Her interactive presentations involve the students at all levels. She tells them about herself and how and why she writes and discusses the difference between writing fiction and nonfiction and research methods. Rona gives background on the book she is presenting abd talks about what motivated her to write it. She will read and then discuss the section she read.
Children often ask Rona the difference between writing fiction and nonfiction. She explores the writing process in each, emphasizing the need for good research and accuracy, whatever the genre. She discusses how she does her research and how she blends real and fictional events and characters in historical fiction.
The Last Train Presentation:

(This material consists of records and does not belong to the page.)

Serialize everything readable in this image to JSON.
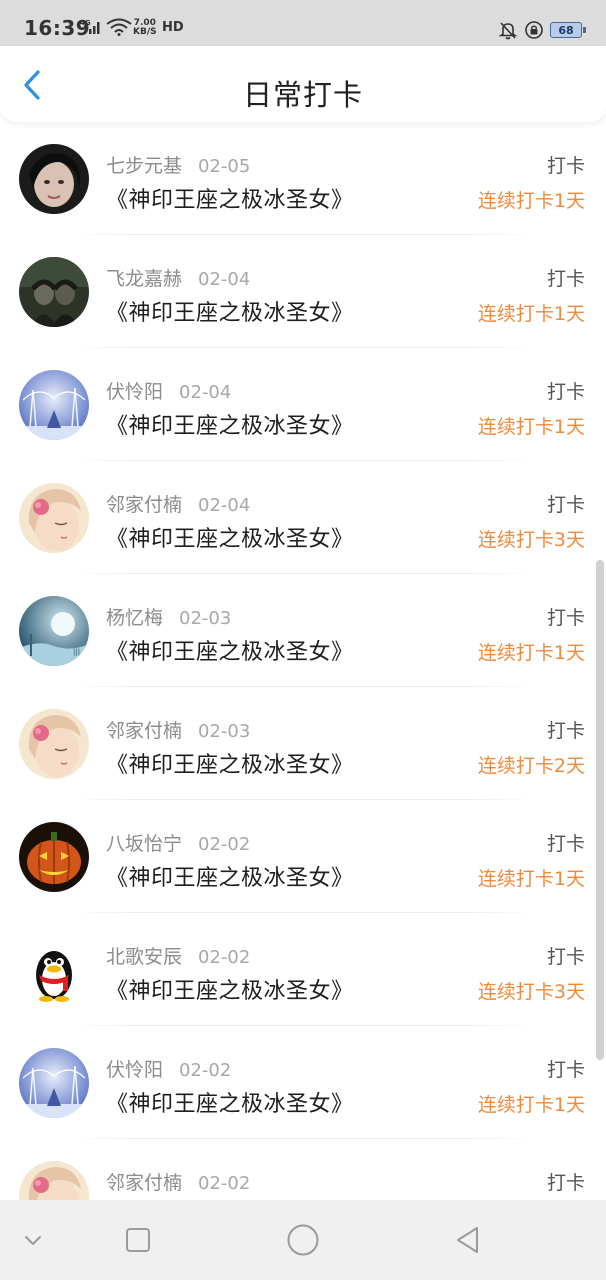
{
  "status_bar": {
    "time": "16:39",
    "network_label": "4G",
    "speed_value": "7.00",
    "speed_unit": "KB/S",
    "hd_label": "HD",
    "battery_level": "68"
  },
  "header": {
    "title": "日常打卡",
    "back_icon": "chevron-left-icon"
  },
  "accent_colors": {
    "back_arrow": "#2f8fe0",
    "streak_text": "#f08a3c"
  },
  "checkins": [
    {
      "user": "七步元基",
      "date": "02-05",
      "book": "《神印王座之极冰圣女》",
      "tag": "打卡",
      "streak": "连续打卡1天",
      "avatar": "portrait-dark-avatar"
    },
    {
      "user": "飞龙嘉赫",
      "date": "02-04",
      "book": "《神印王座之极冰圣女》",
      "tag": "打卡",
      "streak": "连续打卡1天",
      "avatar": "dark-photo-avatar"
    },
    {
      "user": "伏怜阳",
      "date": "02-04",
      "book": "《神印王座之极冰圣女》",
      "tag": "打卡",
      "streak": "连续打卡1天",
      "avatar": "snowy-trees-avatar"
    },
    {
      "user": "邻家付楠",
      "date": "02-04",
      "book": "《神印王座之极冰圣女》",
      "tag": "打卡",
      "streak": "连续打卡3天",
      "avatar": "anime-girl-avatar"
    },
    {
      "user": "杨忆梅",
      "date": "02-03",
      "book": "《神印王座之极冰圣女》",
      "tag": "打卡",
      "streak": "连续打卡1天",
      "avatar": "moon-scene-avatar"
    },
    {
      "user": "邻家付楠",
      "date": "02-03",
      "book": "《神印王座之极冰圣女》",
      "tag": "打卡",
      "streak": "连续打卡2天",
      "avatar": "anime-girl-avatar"
    },
    {
      "user": "八坂怡宁",
      "date": "02-02",
      "book": "《神印王座之极冰圣女》",
      "tag": "打卡",
      "streak": "连续打卡1天",
      "avatar": "pumpkin-avatar"
    },
    {
      "user": "北歌安辰",
      "date": "02-02",
      "book": "《神印王座之极冰圣女》",
      "tag": "打卡",
      "streak": "连续打卡3天",
      "avatar": "penguin-avatar"
    },
    {
      "user": "伏怜阳",
      "date": "02-02",
      "book": "《神印王座之极冰圣女》",
      "tag": "打卡",
      "streak": "连续打卡1天",
      "avatar": "snowy-trees-avatar"
    },
    {
      "user": "邻家付楠",
      "date": "02-02",
      "book": "",
      "tag": "打卡",
      "streak": "",
      "avatar": "anime-girl-avatar"
    }
  ],
  "nav_bar": {
    "buttons": [
      "chevron-down-icon",
      "square-recents-icon",
      "circle-home-icon",
      "triangle-back-icon"
    ]
  }
}
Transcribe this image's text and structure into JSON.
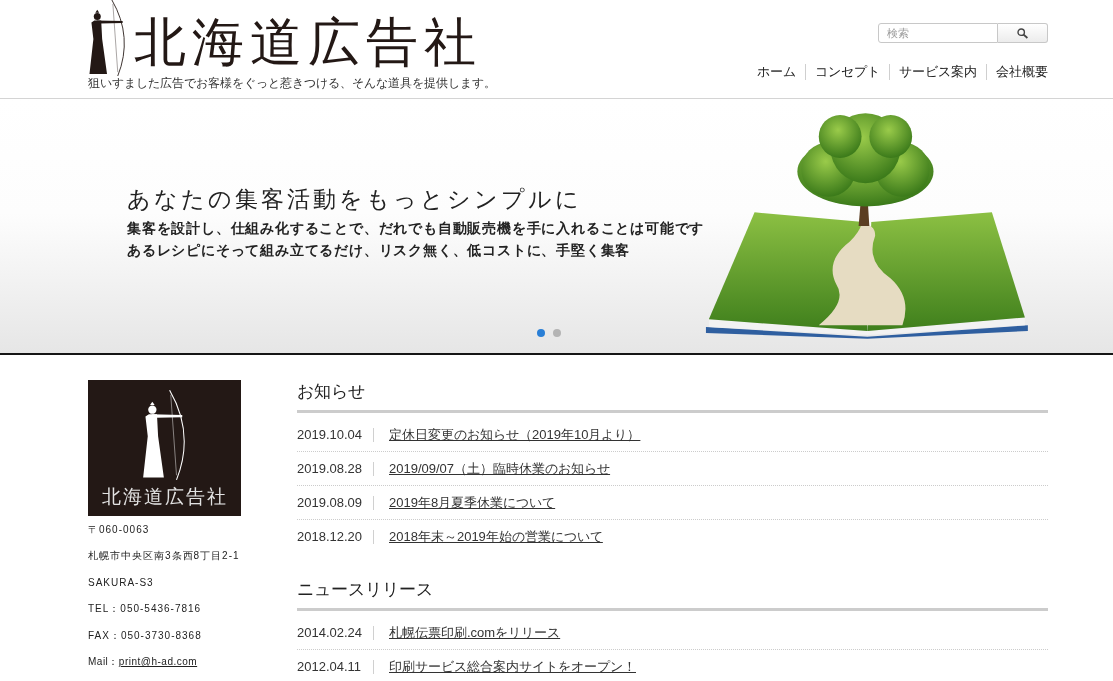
{
  "header": {
    "logo_title": "北海道広告社",
    "tagline": "狙いすました広告でお客様をぐっと惹きつける、そんな道具を提供します。",
    "search": {
      "placeholder": "検索"
    },
    "nav": [
      "ホーム",
      "コンセプト",
      "サービス案内",
      "会社概要"
    ]
  },
  "hero": {
    "heading": "あなたの集客活動をもっとシンプルに",
    "lines": [
      "集客を設計し、仕組み化することで、だれでも自動販売機を手に入れることは可能です",
      "あるレシピにそって組み立てるだけ、リスク無く、低コストに、手堅く集客"
    ],
    "slides": [
      {
        "selected": true
      },
      {
        "selected": false
      }
    ]
  },
  "sidebar": {
    "logo_title": "北海道広告社",
    "address_lines": [
      "〒060-0063",
      "札幌市中央区南3条西8丁目2-1",
      "SAKURA-S3",
      "TEL：050-5436-7816",
      "FAX：050-3730-8368"
    ],
    "mail": {
      "label": "Mail：",
      "address": "print@h-ad.com"
    }
  },
  "sections": [
    {
      "title": "お知らせ",
      "items": [
        {
          "date": "2019.10.04",
          "title": "定休日変更のお知らせ（2019年10月より）"
        },
        {
          "date": "2019.08.28",
          "title": "2019/09/07（土）臨時休業のお知らせ"
        },
        {
          "date": "2019.08.09",
          "title": "2019年8月夏季休業について"
        },
        {
          "date": "2018.12.20",
          "title": "2018年末～2019年始の営業について"
        }
      ]
    },
    {
      "title": "ニュースリリース",
      "items": [
        {
          "date": "2014.02.24",
          "title": "札幌伝票印刷.comをリリース"
        },
        {
          "date": "2012.04.11",
          "title": "印刷サービス総合案内サイトをオープン！"
        }
      ]
    }
  ]
}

The Last Train: A Holocaust Story is the culmination of five years of research into one of the most heartening events of World War II. The book’s journey began with an email from Rona’s son, Daniel. The email said, “Mom, read this article and then show it to Dad.” The article was titled “A Train Near Magdeburg.” The instant she opened the link, she knew the article was about the death train from which her husband Paul, then a child, his brother Oscar, and their mother Lenke were liberated by the U.S. Ninth Army on April 13, 1945.
The Last Train is the true story of the Auslanders’ (Paul’s original surname) tremendous ordeal and the incredible coincidence that saved their lives. It is also the true story of Matt Rozell, a high-school teacher from upstate New York, who uncovered the story of the train and organized a symposium that brought Paul and other train survivors face-to-face with the soldiers who had liberated them 64 years earlier.
Her presentation includes a PowerPoint presentation of original photos taken at the moment of liberation. She will also share the details of the bizarre and little known “Jews on Ice” program, which kept 21,000 Hungarian Jews (including Paul’s family) out of Auschwitz, and put 6,500 of them on three death trains out of Bergen-Belsen. The presentation will include a reading from The Last Train including the speech that Paul gave at the symposium that brought 800 students to their feet.
This book is a crossover that is being read by adults and children. Her presentations are geared to the age group of the audience and are popular with children and adults.
- Fees: $300 for 1 presentation, $550 for 2 presentations, $850 for 3 presentations
- Presentations are 1 hour
- Average number of students per session: 75-80. Rona has presented to groups as small as 20 and as large as 150.
- Writing workshops available for grades 4 – 8 (flexible)
To learn more about Rona Arato and her publications please visit www.ronaarato.com.